With centralised crests making something of a mini-comeback in 2021, perhaps we ought to refer back to the Czechoslovakia shirt of 1976 more alongside the Panenka.
The early 90s was a golden age for football shirts, and Denmark’s 1992 home shirt was a worthy torch-bearer as the Euro 92 winning design. Though not held in the same regard as Holland’s 88 shirt, or indeed the team’s own 1986 classic, the geometric affair was nonetheless a pleasing representation of the sort of football shirt creativity which epitomised the era.
The fact the Euros shirt was manufactured by cult favourite manufacturer hummel only adds to its story.
5. Italy 1968 - Home
🇮🇹 #OTD in 1968, Italy earned a truly unique win against the USSR – after a coin toss.
Italy’s impossibly classic all blue affair worn at Euro 1968 was essentially used for 14 years by the Gli Azzurri during the 60s and 70s. The makers of the shirt remain unknown, and though a similar design would be written off in today’s busy world as ‘boring’, the longevity of the kit is testament to how effective the shirt was.
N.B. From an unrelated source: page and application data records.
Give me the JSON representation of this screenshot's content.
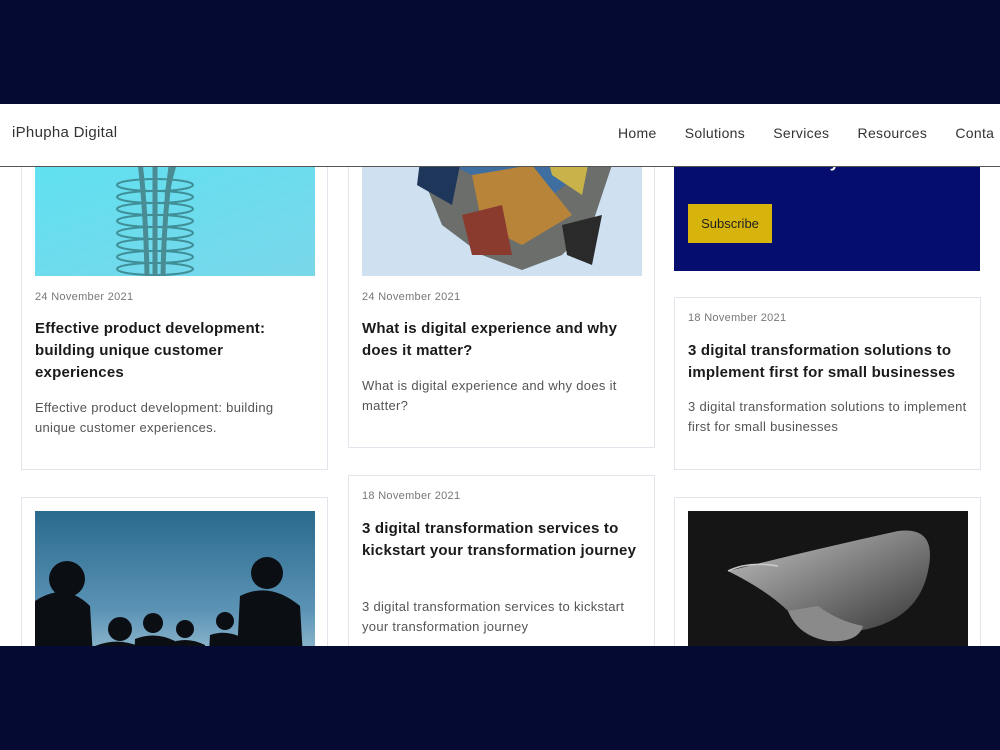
{
  "header": {
    "brand": "iPhupha Digital",
    "nav": [
      "Home",
      "Solutions",
      "Services",
      "Resources",
      "Conta"
    ]
  },
  "promo": {
    "heading": "Never miss a story",
    "button": "Subscribe"
  },
  "posts": [
    {
      "date": "24 November 2021",
      "title": "Effective product development: building unique customer experiences",
      "excerpt": "Effective product development: building unique customer experiences."
    },
    {
      "date": "24 November 2021",
      "title": "What is digital experience and why does it matter?",
      "excerpt": "What is digital experience and why does it matter?"
    },
    {
      "date": "18 November 2021",
      "title": "3 digital transformation solutions to implement first for small businesses",
      "excerpt": "3 digital transformation solutions to implement first for small businesses"
    },
    {
      "date": "18 November 2021",
      "title": "3 digital transformation services to kickstart your transformation journey",
      "excerpt": "3 digital transformation services to kickstart your transformation journey"
    }
  ]
}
Of course as we already saw with Germany’s shirt at number 8 of the list, the 60s and 70s were relatively ‘clean’ across the board, and Italy were hardly the only team to essentially wear plain, one colour shirts with a crest. But don’t let that take away from what is, without a doubt, the purest Italian football shirt we will ever see.
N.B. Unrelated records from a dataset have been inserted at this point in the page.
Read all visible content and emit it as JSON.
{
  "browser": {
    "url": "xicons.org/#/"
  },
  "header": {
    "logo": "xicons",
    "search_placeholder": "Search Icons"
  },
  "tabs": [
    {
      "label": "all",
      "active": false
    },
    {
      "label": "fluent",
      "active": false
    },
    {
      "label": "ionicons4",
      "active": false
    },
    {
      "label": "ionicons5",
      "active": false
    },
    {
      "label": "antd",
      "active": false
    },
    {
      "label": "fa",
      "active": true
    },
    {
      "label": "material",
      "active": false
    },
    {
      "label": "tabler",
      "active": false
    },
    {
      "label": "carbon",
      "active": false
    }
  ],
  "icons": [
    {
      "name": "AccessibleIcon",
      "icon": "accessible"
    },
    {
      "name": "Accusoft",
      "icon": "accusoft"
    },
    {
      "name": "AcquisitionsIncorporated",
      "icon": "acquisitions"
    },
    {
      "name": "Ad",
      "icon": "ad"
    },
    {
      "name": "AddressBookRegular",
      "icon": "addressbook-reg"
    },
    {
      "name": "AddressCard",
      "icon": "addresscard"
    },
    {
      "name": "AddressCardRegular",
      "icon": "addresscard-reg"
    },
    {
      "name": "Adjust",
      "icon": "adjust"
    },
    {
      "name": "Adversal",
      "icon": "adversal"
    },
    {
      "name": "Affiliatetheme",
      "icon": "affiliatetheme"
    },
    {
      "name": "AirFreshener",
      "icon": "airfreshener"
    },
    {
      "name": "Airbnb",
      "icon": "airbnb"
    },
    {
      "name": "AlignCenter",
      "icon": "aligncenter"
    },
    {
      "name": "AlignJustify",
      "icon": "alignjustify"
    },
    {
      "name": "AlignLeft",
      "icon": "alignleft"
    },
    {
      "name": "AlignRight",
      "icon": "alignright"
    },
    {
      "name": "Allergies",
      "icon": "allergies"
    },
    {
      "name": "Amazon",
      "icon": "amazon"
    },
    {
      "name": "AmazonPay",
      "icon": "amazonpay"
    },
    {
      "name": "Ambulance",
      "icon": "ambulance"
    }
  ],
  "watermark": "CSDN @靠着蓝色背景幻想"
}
The Soviet Union’s all red home shirts with the letters “CCCP” across the front were other worldly, despite their relatively simplicity in the light of the modern game.
Given the lack of sponsors on international football, and indeed the absence of sponsors from clubshirts throughout the 60s, the 1960 Soviet Union shirt was more distinctive than you might think at first glance.
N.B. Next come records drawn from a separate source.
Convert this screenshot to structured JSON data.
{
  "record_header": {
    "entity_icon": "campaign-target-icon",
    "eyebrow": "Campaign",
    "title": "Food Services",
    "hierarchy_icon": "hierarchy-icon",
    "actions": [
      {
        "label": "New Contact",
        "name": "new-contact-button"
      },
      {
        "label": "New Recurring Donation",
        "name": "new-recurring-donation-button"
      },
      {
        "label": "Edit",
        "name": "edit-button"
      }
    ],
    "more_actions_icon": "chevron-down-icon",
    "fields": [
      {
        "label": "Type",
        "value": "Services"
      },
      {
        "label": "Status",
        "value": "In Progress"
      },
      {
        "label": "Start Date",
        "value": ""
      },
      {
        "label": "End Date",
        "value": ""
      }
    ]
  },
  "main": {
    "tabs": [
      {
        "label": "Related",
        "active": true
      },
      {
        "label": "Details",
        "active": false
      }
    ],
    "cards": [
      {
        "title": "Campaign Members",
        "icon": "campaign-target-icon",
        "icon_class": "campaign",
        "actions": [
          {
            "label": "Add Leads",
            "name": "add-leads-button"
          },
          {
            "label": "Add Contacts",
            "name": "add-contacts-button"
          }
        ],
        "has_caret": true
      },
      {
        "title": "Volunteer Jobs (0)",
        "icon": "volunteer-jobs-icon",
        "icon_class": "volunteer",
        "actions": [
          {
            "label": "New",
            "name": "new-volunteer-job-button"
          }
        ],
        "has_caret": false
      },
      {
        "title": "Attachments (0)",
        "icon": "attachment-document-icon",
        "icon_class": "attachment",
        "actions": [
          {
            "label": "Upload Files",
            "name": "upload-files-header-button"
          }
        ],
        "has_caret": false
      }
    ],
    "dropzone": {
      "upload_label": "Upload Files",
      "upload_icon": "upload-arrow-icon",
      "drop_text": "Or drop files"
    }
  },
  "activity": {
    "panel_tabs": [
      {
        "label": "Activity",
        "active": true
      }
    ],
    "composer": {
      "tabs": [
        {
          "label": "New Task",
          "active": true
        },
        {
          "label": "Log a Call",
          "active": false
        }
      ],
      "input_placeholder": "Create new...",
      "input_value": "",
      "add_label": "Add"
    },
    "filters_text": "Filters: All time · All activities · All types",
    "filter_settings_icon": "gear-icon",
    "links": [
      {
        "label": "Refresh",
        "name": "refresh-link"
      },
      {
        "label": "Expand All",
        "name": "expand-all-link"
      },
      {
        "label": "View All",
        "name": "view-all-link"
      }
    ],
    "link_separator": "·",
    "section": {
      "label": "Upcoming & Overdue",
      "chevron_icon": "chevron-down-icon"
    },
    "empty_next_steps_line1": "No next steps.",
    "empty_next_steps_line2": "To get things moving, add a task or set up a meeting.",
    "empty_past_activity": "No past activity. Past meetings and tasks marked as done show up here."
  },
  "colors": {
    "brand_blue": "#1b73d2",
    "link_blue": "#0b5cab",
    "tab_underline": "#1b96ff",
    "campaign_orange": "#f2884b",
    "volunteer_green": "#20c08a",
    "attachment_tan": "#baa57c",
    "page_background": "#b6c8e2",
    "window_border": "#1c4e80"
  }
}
Puma’s controversial new international away shirts with their team names on the front can only dream of being as iconic as the Soviet shirts of yesteryear.
Throughout their history, Spain made superb use of various shades of blue for many of their away and third kits. Though a number of recent designs have wandered off the path, a look back at Spanish kits of old confirms the fact that blue is best.
The ‘truer’ blue used for the 1964 Euros shirt was beautiful, and it makes a mockery of the darker navy away shirts preferred in later decades. If I was working at the RFEF, I’d be banging the table for a return to the glory days of blue away shirts to perfectly complement La Furia Roja.
If you have a spare 5 minutes, go and look at France’s 80s kit history. It’s a frankly ridiculous stretch of grade A designs which is arguably the best decade of shirts from any one nation in history. Every single shirt is a hit, and the 1984 shirt was arguably the cream of a very good looking crop.
There’s a reason France returned to the theme of the 1984 shirt in subsequent designs. That those future designs would also be worn by trophy winning French teams only solidifies the legacy of the original 80s edition.
Have you ever experienced Holland 88 fatigue? We’ve seen this shirt so many times that we can easily become numb to the design. Every single ‘best shirt of all time’ list includes it, most people refer to it or the shirt it beat in the semi-finals (Germany’s iconic 1988, flag-inspired design) as the gold standard of shirts.
Whatever you think of the shirt itself though, and no matter how fatigued you might feel, we will never be able to escape the legacy of the orange adidas design, and I would argue we ought to embrace it.
The Netherlands ‘88 shirt is a wonderful creation which expertly captured the zeitgeist of late 80s football shirt design. Not only was the geometry of the look (adidas’ bread and butter) a sight to behold, the grainy texture throughout added a significant depth to proceedings.
Shirts like this helped ignite the industry we see today, and I for one am thankful for it.
Bag yourself a vintage Euros shirt from our store in time for the Euros.